■ **WHAT THIS TASK INVOLVES**
Each line below that holds the word "lanche" counts toward the answer; reply with the total number only.

■ **PROVIDED INFORMATION**
********************

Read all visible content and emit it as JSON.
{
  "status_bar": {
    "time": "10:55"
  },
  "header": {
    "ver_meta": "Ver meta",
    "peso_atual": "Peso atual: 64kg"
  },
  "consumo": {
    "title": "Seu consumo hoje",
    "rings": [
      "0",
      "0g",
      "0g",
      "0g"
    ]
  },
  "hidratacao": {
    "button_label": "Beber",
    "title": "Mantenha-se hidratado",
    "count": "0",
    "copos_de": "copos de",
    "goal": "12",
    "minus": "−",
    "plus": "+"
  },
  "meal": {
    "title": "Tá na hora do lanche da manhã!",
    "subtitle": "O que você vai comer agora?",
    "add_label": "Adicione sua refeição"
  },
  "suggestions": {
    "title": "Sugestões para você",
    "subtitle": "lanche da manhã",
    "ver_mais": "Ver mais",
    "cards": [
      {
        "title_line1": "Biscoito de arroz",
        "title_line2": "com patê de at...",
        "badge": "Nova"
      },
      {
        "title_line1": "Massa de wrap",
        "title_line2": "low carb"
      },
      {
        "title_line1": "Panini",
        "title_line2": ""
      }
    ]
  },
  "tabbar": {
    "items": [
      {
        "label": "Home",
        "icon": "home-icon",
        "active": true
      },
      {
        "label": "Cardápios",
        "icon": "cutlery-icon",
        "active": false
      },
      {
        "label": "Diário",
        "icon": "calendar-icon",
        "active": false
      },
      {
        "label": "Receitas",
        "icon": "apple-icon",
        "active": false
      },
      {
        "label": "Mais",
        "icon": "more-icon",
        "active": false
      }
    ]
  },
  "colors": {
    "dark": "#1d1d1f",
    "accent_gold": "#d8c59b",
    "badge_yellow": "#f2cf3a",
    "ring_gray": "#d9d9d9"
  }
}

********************

■ **WRITTEN SOLUTION**
2